SUPPLIED RECORDS:

▽

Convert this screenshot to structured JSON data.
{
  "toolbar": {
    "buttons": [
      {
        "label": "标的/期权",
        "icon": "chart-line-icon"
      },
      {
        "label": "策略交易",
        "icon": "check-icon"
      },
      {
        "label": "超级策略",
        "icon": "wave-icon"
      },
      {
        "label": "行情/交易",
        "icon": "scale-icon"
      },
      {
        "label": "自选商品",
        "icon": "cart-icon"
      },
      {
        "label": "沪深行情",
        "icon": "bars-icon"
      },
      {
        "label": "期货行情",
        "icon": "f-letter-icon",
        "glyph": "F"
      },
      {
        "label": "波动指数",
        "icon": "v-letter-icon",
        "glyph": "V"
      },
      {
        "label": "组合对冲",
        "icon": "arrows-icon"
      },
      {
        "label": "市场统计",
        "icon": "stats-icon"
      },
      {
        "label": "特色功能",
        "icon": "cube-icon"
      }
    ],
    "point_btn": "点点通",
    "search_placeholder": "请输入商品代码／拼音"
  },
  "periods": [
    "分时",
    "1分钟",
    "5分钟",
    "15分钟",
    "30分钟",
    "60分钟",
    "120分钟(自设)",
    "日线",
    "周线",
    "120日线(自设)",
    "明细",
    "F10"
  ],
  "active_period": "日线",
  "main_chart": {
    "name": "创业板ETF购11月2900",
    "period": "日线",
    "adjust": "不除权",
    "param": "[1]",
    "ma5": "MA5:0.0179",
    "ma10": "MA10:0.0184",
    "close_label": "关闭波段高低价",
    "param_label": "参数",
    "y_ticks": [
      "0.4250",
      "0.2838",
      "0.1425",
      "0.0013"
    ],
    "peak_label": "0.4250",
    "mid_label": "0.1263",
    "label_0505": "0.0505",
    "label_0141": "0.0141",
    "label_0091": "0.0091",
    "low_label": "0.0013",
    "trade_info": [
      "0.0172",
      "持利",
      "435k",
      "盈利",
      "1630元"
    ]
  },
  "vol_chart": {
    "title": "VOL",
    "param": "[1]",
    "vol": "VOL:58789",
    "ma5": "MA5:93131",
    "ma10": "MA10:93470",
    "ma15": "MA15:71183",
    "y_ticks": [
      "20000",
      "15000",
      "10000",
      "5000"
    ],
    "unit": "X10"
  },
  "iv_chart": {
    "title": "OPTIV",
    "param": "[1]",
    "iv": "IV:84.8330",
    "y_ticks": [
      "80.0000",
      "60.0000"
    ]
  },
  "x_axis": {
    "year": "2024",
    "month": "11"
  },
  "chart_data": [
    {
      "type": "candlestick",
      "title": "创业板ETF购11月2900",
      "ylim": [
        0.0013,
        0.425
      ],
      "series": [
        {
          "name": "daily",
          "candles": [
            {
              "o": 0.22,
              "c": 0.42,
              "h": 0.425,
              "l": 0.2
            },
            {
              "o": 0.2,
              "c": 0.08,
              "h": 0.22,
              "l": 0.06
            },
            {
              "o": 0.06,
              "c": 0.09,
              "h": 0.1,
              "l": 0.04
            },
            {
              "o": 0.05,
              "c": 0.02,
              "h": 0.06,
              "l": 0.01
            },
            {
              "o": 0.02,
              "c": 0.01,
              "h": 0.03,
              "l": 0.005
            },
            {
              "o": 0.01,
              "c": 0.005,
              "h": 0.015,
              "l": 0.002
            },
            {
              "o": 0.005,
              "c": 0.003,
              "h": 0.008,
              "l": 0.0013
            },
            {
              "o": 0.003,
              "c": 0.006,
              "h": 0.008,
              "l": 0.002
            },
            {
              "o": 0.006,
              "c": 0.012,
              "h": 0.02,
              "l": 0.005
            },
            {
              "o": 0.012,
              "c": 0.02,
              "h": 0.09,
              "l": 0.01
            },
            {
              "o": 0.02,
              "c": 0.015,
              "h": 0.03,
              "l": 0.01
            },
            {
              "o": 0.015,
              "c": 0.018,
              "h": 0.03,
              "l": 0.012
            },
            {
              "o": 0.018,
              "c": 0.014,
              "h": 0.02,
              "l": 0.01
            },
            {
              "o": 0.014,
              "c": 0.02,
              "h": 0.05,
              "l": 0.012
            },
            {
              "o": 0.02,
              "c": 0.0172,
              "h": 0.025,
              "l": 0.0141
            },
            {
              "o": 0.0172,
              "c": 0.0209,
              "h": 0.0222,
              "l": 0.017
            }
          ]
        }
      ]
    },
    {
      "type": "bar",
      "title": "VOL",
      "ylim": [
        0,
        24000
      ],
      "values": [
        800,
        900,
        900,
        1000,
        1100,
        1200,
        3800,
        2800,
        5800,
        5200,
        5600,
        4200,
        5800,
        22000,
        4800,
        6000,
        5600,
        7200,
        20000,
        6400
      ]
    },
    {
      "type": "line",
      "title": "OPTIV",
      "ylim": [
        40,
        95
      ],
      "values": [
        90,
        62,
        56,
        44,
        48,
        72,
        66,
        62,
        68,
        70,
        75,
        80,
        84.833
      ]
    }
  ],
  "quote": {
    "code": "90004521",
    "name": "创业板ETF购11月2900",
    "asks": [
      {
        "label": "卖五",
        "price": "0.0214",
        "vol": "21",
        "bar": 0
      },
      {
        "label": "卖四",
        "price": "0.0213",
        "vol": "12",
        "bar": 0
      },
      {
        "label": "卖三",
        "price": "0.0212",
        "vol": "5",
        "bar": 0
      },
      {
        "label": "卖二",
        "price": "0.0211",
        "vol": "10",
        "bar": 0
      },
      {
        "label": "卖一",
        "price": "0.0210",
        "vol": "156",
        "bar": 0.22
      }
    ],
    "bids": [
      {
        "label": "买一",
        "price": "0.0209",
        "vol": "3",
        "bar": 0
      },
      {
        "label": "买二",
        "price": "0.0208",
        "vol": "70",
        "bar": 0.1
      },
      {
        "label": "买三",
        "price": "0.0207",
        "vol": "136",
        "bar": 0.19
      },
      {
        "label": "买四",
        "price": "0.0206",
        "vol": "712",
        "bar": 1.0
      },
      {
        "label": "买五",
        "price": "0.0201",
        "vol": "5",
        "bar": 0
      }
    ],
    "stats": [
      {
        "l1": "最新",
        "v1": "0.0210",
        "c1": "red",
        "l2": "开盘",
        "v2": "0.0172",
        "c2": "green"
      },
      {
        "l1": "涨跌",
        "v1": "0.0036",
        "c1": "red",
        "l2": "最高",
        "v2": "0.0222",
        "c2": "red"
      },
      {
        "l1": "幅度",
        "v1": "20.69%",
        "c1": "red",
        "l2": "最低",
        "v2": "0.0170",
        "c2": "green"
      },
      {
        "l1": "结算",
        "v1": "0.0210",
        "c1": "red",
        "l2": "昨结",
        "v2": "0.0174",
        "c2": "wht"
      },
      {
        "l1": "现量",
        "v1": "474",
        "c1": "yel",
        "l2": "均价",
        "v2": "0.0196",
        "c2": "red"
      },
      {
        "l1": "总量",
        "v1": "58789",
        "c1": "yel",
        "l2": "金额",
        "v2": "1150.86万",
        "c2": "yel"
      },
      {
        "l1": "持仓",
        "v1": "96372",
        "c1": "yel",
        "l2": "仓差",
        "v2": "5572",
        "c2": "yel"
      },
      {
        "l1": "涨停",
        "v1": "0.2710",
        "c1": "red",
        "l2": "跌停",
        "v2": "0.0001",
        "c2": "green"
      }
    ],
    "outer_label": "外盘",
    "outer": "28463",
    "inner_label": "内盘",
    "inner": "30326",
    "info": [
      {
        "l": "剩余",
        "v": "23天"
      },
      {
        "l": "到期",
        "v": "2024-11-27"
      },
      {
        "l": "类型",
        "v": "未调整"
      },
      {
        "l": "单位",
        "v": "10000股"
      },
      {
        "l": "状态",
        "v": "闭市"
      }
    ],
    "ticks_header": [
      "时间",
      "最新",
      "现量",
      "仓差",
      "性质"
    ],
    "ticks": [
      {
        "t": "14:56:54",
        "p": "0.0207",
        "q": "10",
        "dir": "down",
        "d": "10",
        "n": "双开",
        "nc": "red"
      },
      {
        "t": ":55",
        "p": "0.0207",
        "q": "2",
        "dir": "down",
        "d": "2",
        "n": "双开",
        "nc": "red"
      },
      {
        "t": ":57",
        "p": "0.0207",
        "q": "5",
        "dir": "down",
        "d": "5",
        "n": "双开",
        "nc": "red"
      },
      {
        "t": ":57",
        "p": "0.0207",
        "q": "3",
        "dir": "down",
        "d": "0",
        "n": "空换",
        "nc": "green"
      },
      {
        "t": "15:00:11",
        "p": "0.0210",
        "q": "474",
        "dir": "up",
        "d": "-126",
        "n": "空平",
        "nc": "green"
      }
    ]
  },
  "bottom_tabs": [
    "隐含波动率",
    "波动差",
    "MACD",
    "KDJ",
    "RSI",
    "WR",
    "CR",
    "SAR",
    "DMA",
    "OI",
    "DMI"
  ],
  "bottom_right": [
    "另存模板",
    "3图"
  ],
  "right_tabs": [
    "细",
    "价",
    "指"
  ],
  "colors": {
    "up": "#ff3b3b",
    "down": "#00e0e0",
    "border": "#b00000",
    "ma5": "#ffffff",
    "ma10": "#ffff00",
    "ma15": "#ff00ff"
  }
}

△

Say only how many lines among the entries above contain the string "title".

5